• _Exercise_: Only the lines holding "player" are wanted. Copy every one from the records below.
BEGIN Dataset records
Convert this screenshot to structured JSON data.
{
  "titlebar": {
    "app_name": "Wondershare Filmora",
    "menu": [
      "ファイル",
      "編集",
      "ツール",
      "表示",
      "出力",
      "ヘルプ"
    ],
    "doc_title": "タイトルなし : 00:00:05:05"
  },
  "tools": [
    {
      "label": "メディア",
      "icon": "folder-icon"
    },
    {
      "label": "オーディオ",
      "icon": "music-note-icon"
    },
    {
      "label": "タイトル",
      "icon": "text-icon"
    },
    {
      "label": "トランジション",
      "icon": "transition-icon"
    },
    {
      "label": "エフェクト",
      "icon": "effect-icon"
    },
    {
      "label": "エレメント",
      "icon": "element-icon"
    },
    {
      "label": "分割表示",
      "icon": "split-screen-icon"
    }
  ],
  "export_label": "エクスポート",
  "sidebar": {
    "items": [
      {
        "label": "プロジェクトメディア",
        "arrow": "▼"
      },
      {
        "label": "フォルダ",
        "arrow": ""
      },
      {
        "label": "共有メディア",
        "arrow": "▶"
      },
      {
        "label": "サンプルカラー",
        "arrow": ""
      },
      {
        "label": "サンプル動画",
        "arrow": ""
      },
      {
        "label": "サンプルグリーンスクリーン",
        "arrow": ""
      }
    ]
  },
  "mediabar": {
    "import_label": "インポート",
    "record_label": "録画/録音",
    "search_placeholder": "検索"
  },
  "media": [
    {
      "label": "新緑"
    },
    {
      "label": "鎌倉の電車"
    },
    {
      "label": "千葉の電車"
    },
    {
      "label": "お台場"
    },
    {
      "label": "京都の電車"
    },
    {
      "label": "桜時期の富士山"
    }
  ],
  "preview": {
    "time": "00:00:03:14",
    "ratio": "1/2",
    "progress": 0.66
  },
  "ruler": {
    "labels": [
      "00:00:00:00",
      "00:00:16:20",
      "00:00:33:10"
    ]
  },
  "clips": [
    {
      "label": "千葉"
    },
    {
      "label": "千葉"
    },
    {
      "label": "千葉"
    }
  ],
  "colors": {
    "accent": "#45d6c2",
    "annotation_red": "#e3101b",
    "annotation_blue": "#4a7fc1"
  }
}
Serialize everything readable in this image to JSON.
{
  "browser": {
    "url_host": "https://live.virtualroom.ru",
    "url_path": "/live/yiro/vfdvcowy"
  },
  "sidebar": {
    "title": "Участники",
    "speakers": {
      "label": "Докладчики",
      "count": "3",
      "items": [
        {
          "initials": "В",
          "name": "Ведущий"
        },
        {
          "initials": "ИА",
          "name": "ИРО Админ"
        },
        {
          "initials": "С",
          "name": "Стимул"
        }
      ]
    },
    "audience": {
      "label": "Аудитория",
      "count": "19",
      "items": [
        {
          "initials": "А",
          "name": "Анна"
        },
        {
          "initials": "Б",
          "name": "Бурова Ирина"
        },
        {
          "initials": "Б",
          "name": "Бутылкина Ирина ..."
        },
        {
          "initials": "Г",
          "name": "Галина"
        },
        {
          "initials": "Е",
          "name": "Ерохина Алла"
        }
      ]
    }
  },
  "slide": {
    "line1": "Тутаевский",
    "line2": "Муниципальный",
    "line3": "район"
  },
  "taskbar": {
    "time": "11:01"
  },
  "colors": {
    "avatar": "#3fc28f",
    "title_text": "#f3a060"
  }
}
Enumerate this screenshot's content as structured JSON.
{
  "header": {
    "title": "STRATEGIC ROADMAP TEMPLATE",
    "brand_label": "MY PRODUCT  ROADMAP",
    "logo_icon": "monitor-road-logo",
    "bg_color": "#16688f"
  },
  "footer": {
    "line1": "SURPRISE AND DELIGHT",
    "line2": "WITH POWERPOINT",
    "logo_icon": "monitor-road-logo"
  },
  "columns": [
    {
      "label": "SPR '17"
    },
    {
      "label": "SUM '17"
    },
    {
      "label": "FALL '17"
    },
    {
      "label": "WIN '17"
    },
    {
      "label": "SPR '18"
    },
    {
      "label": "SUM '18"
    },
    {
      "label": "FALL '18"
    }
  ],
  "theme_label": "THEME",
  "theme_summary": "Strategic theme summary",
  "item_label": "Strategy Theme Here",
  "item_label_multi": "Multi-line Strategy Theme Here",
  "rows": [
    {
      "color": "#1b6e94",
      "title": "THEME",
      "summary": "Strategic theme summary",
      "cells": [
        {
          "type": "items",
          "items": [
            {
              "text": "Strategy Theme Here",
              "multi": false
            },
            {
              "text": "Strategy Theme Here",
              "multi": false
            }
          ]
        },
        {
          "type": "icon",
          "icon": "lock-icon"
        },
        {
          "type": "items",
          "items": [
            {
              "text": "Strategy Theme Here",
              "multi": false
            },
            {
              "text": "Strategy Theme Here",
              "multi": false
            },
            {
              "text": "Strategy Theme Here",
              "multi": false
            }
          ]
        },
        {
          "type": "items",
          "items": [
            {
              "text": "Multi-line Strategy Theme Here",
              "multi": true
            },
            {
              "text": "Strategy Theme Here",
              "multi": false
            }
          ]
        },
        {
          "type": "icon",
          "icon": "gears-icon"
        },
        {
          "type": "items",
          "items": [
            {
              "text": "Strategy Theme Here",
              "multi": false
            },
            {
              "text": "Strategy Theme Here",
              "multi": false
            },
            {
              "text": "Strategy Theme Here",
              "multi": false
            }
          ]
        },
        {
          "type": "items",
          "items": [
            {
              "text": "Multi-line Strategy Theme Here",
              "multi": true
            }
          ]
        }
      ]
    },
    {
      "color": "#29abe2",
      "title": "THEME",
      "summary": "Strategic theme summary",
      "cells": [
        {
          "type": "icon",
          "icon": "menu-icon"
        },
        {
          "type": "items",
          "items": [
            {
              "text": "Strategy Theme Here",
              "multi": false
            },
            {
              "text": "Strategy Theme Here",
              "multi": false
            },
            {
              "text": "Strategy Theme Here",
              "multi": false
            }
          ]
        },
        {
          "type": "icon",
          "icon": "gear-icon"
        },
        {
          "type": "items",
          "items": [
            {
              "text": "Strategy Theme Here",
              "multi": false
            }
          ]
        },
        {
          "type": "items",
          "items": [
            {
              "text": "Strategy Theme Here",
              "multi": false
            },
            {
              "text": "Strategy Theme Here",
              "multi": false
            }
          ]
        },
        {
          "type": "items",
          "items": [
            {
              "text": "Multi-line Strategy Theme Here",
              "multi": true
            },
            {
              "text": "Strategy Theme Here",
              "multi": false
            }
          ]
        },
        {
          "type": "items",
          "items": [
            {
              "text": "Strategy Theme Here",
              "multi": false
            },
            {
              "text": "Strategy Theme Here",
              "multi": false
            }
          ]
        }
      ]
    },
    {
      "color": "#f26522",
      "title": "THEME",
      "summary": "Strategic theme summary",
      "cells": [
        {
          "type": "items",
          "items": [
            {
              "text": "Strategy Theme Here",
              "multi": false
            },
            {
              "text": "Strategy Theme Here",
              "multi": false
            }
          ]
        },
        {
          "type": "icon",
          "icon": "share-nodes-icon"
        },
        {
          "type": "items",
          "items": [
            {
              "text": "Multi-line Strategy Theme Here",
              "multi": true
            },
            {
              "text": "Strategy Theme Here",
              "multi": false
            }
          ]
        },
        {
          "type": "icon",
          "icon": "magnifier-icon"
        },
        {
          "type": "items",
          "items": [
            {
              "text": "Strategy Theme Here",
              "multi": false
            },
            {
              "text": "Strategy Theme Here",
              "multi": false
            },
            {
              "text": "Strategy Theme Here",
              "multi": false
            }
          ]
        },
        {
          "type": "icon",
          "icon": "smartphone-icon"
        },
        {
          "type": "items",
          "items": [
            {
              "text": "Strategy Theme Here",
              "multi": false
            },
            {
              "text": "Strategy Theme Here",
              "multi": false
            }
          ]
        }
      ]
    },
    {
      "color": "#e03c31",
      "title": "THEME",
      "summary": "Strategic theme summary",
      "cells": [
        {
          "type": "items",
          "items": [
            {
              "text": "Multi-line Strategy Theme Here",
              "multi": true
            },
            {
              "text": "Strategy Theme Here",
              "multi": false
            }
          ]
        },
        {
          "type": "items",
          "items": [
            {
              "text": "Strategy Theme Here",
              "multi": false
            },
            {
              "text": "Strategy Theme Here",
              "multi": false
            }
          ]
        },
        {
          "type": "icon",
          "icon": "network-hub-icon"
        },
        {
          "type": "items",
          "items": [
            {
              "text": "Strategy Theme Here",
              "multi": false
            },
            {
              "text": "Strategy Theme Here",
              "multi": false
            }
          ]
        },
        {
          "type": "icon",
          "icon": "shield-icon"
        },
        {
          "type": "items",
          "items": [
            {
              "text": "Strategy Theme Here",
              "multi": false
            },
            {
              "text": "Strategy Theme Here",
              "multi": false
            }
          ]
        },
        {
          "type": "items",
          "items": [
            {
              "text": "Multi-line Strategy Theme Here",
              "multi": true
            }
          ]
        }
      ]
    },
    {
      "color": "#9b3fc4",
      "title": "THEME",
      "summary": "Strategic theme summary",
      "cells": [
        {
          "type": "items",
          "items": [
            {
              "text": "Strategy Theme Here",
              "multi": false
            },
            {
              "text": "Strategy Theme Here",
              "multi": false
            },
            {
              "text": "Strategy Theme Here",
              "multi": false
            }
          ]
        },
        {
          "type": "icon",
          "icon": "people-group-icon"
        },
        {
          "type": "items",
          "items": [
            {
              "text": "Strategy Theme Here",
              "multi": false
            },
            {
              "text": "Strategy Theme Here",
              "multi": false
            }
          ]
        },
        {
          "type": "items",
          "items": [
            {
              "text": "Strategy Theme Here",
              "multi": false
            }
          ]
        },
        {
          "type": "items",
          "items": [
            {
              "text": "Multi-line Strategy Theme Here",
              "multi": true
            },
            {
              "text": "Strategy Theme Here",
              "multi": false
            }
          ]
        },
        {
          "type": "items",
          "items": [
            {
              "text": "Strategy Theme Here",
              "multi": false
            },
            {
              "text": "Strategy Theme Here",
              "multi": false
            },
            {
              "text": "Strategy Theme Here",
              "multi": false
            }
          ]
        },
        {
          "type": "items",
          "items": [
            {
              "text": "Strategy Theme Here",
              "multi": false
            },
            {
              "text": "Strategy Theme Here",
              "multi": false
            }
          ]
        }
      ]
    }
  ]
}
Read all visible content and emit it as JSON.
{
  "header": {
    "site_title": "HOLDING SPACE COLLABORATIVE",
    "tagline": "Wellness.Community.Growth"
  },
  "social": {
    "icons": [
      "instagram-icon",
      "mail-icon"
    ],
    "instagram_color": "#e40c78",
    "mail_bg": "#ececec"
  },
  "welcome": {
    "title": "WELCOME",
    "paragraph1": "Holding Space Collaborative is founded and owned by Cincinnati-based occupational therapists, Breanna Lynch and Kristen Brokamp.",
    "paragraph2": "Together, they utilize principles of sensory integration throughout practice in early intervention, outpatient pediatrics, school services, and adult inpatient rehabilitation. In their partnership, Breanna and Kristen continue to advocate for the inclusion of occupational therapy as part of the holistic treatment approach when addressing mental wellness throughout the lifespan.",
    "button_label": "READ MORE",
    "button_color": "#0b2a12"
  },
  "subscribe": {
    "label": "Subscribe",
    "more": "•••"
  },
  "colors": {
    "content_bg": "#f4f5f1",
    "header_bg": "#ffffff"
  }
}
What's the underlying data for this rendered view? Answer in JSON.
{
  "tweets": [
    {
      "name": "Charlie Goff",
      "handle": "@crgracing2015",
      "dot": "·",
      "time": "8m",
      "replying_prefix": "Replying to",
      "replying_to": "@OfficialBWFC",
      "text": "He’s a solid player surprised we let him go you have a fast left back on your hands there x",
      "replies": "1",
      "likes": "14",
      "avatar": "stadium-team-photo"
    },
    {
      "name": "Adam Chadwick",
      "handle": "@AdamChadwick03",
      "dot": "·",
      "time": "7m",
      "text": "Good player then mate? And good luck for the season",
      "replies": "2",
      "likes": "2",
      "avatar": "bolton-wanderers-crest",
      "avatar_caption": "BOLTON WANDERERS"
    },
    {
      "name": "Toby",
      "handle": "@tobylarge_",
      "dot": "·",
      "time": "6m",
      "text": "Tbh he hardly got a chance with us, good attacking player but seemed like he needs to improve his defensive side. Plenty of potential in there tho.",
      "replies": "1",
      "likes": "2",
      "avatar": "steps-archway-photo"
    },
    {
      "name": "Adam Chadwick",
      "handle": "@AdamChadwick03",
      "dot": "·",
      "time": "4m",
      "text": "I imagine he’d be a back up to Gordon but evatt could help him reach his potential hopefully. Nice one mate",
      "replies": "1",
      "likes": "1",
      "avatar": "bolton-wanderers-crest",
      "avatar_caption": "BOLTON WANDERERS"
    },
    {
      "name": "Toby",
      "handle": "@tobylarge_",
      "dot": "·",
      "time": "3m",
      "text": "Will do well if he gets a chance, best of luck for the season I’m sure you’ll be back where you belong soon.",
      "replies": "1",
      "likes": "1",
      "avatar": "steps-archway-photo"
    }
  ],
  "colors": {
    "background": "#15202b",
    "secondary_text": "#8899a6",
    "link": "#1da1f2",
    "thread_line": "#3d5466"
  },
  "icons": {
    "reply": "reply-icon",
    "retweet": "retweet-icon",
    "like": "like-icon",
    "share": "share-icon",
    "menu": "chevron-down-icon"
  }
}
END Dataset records
• _Task solution_:
      "text": "He’s a solid player surprised we let him go you have a fast left back on your hands there x",
      "text": "Good player then mate? And good luck for the season",
      "text": "Tbh he hardly got a chance with us, good attacking player but seemed like he needs to improve his defensive side. Plenty of potential in there tho.",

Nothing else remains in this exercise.